ACTION ITEM: I would like you to return all of the records exactly as they stand.

Start of DATA FOR REVIEW

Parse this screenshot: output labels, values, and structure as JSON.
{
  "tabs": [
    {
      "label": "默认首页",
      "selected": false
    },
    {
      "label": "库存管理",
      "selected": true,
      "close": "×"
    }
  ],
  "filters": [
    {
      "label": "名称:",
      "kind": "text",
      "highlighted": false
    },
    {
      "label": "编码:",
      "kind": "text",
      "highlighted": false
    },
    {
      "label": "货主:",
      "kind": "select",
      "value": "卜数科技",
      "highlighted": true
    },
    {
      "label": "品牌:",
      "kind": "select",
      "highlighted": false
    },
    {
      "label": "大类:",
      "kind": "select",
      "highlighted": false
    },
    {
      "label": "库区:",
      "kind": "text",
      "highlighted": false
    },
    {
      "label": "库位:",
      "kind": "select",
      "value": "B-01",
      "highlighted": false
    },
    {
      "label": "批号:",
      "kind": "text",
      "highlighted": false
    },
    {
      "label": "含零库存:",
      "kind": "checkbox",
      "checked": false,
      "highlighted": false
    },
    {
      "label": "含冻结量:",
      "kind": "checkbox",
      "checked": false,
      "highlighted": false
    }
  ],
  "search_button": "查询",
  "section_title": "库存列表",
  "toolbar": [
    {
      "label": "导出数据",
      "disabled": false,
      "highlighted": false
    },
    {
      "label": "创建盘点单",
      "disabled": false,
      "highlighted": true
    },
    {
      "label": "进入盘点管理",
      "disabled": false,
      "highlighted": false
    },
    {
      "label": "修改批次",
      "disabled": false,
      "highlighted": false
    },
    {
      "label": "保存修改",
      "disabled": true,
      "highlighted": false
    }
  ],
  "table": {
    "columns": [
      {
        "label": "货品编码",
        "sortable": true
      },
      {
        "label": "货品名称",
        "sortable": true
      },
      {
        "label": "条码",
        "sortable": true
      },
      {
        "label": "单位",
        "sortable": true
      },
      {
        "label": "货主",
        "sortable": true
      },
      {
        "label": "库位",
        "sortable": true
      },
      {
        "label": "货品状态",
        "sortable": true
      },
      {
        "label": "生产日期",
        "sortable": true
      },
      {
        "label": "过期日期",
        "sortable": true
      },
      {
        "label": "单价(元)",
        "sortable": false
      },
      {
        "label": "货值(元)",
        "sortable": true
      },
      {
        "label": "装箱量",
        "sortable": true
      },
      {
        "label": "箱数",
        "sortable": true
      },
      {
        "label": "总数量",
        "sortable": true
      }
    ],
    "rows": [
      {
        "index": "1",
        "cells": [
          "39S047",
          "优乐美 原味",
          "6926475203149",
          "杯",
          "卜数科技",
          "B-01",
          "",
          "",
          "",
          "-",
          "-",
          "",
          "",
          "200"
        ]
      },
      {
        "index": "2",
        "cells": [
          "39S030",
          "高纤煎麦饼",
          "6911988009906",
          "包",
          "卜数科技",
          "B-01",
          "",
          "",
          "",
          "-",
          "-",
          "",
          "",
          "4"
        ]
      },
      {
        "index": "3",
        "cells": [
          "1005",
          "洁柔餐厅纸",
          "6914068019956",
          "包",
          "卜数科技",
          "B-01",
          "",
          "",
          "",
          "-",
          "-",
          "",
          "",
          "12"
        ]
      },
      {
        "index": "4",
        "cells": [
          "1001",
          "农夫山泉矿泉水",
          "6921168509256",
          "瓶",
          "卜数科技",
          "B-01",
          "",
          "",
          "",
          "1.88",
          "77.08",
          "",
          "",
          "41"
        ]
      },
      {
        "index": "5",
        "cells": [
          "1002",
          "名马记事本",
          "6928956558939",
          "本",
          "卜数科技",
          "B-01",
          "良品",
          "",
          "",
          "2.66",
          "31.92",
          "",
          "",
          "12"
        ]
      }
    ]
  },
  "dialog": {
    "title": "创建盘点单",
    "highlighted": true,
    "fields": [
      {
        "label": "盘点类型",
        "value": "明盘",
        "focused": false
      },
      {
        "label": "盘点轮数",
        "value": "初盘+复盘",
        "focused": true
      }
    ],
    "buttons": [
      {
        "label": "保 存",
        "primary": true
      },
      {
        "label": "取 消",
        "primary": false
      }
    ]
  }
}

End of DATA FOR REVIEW

EXERCISE ANSWER:
Parse this screenshot: output labels, values, and structure as JSON.
{
  "tabs": [
    {
      "label": "默认首页",
      "selected": false
    },
    {
      "label": "库存管理",
      "selected": true,
      "close": "×"
    }
  ],
  "filters": [
    {
      "label": "名称:",
      "kind": "text",
      "highlighted": false
    },
    {
      "label": "编码:",
      "kind": "text",
      "highlighted": false
    },
    {
      "label": "货主:",
      "kind": "select",
      "value": "卜数科技",
      "highlighted": true
    },
    {
      "label": "品牌:",
      "kind": "select",
      "highlighted": false
    },
    {
      "label": "大类:",
      "kind": "select",
      "highlighted": false
    },
    {
      "label": "库区:",
      "kind": "text",
      "highlighted": false
    },
    {
      "label": "库位:",
      "kind": "select",
      "value": "B-01",
      "highlighted": false
    },
    {
      "label": "批号:",
      "kind": "text",
      "highlighted": false
    },
    {
      "label": "含零库存:",
      "kind": "checkbox",
      "checked": false,
      "highlighted": false
    },
    {
      "label": "含冻结量:",
      "kind": "checkbox",
      "checked": false,
      "highlighted": false
    }
  ],
  "search_button": "查询",
  "section_title": "库存列表",
  "toolbar": [
    {
      "label": "导出数据",
      "disabled": false,
      "highlighted": false
    },
    {
      "label": "创建盘点单",
      "disabled": false,
      "highlighted": true
    },
    {
      "label": "进入盘点管理",
      "disabled": false,
      "highlighted": false
    },
    {
      "label": "修改批次",
      "disabled": false,
      "highlighted": false
    },
    {
      "label": "保存修改",
      "disabled": true,
      "highlighted": false
    }
  ],
  "table": {
    "columns": [
      {
        "label": "货品编码",
        "sortable": true
      },
      {
        "label": "货品名称",
        "sortable": true
      },
      {
        "label": "条码",
        "sortable": true
      },
      {
        "label": "单位",
        "sortable": true
      },
      {
        "label": "货主",
        "sortable": true
      },
      {
        "label": "库位",
        "sortable": true
      },
      {
        "label": "货品状态",
        "sortable": true
      },
      {
        "label": "生产日期",
        "sortable": true
      },
      {
        "label": "过期日期",
        "sortable": true
      },
      {
        "label": "单价(元)",
        "sortable": false
      },
      {
        "label": "货值(元)",
        "sortable": true
      },
      {
        "label": "装箱量",
        "sortable": true
      },
      {
        "label": "箱数",
        "sortable": true
      },
      {
        "label": "总数量",
        "sortable": true
      }
    ],
    "rows": [
      {
        "index": "1",
        "cells": [
          "39S047",
          "优乐美 原味",
          "6926475203149",
          "杯",
          "卜数科技",
          "B-01",
          "",
          "",
          "",
          "-",
          "-",
          "",
          "",
          "200"
        ]
      },
      {
        "index": "2",
        "cells": [
          "39S030",
          "高纤煎麦饼",
          "6911988009906",
          "包",
          "卜数科技",
          "B-01",
          "",
          "",
          "",
          "-",
          "-",
          "",
          "",
          "4"
        ]
      },
      {
        "index": "3",
        "cells": [
          "1005",
          "洁柔餐厅纸",
          "6914068019956",
          "包",
          "卜数科技",
          "B-01",
          "",
          "",
          "",
          "-",
          "-",
          "",
          "",
          "12"
        ]
      },
      {
        "index": "4",
        "cells": [
          "1001",
          "农夫山泉矿泉水",
          "6921168509256",
          "瓶",
          "卜数科技",
          "B-01",
          "",
          "",
          "",
          "1.88",
          "77.08",
          "",
          "",
          "41"
        ]
      },
      {
        "index": "5",
        "cells": [
          "1002",
          "名马记事本",
          "6928956558939",
          "本",
          "卜数科技",
          "B-01",
          "良品",
          "",
          "",
          "2.66",
          "31.92",
          "",
          "",
          "12"
        ]
      }
    ]
  },
  "dialog": {
    "title": "创建盘点单",
    "highlighted": true,
    "fields": [
      {
        "label": "盘点类型",
        "value": "明盘",
        "focused": false
      },
      {
        "label": "盘点轮数",
        "value": "初盘+复盘",
        "focused": true
      }
    ],
    "buttons": [
      {
        "label": "保 存",
        "primary": true
      },
      {
        "label": "取 消",
        "primary": false
      }
    ]
  }
}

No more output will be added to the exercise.